Monday, May 19, 2008

Digitise the Waste

The greatest area of waste is often where you have to get your product seen. We may well used eco friendly paper, reduce the book miles or even cut back on executive travel but given the sheer number of titles, publishers and third parties waste prevails. Promotion, publicity and marketing, not only burn money but also currently generate more paper. Anyone who receives those glossy publisher and wholesaler’s catalogues, or a constant stream of advanced information sheets, review copies or turns the pages of any trade paper is witness to the waste generated in merely the industry talking to its self.

It is estimated that between 6 and 15% of initial print runs are given away as review, gratis or inspection copies. HarperCollins, reportedly distribute around 100,000 catalogues not once but three times a year. Paper, post and labour waste, that is replicated throughout the industry.
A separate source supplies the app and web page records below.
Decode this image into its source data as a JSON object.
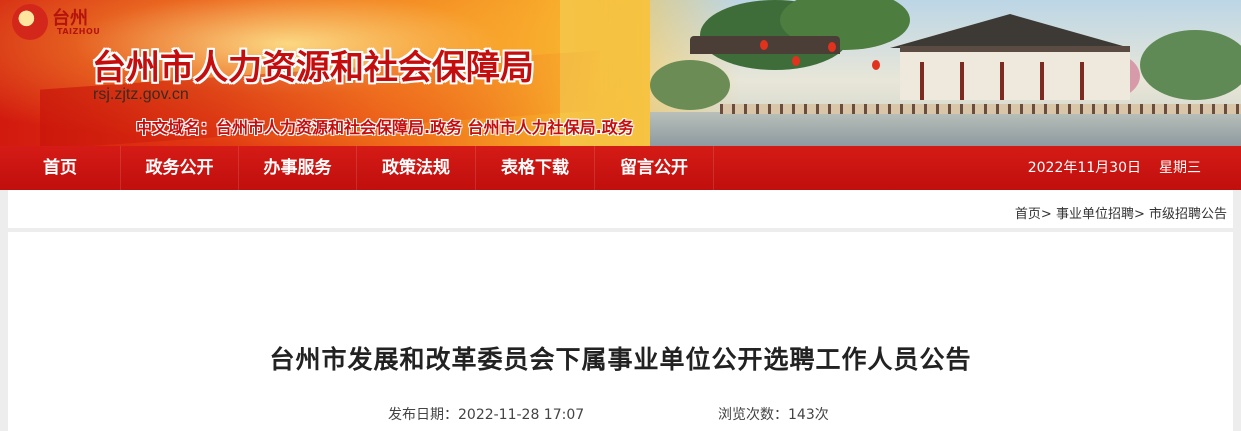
{
  "logo": {
    "cn": "台州",
    "en": "TAIZHOU"
  },
  "banner": {
    "title": "台州市人力资源和社会保障局",
    "domain": "rsj.zjtz.gov.cn",
    "cn_domain": "中文域名：台州市人力资源和社会保障局.政务   台州市人力社保局.政务"
  },
  "nav": {
    "items": [
      "首页",
      "政务公开",
      "办事服务",
      "政策法规",
      "表格下载",
      "留言公开"
    ],
    "date": "2022年11月30日",
    "weekday": "星期三"
  },
  "breadcrumb": [
    "首页>",
    "事业单位招聘>",
    "市级招聘公告"
  ],
  "article": {
    "title": "台州市发展和改革委员会下属事业单位公开选聘工作人员公告",
    "publish_date": "发布日期：2022-11-28 17:07",
    "view_count": "浏览次数：143次"
  }
}
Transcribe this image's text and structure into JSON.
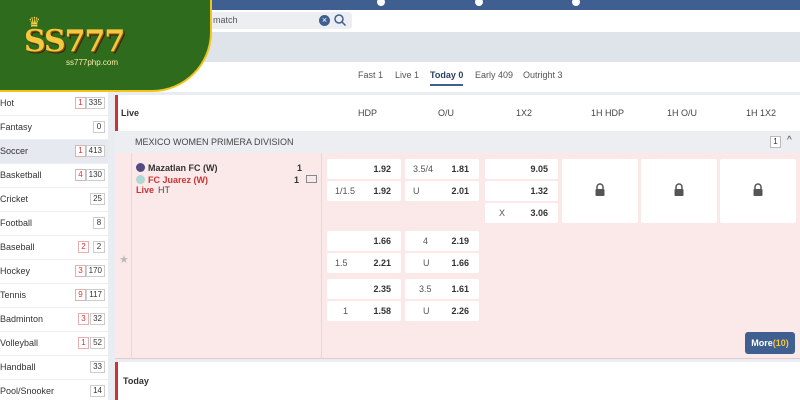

HarperCollins is among a group of major trade publishers who have recently announced that it is planning to convert its publishing catalogues from paper to online and have called the current system both economically and environmentally indefensible. HarperCollins President Jane Friedman in an article in the Associated Press stated, "I think we are overdue. We produce thousands and thousands of catalogues, many of which go right into the wastebaskets."Interestingly, their first class statement on environmental policy posted on their UK web site covers much but says nothing on marketing and promotional waste – perhaps it’s a given.

The question now is will the booksellers respond to the new format or take the traditional route and request a paper catalogue or ignore the ecatlogue and buy elsewhere? We can all see waste but realising the saving is often difficult in a many to many supply chain. Think how long it has taken the industry to move along the obvious supply chain logistics agenda.

Digitisation offers publishing far more than ebooks, audio downloads and online and marketing is one of the big prizes.

Update from Ashley Lodge,Corporate Responsibility Manager,HarperCollins Publishers

"HarperCollins UK stopped its company-wide glossy 4-colour sales catalogues in 2006. Instead they publish a condensed one-colour stocklist on recycled paper twice a year in line with bookseller demands."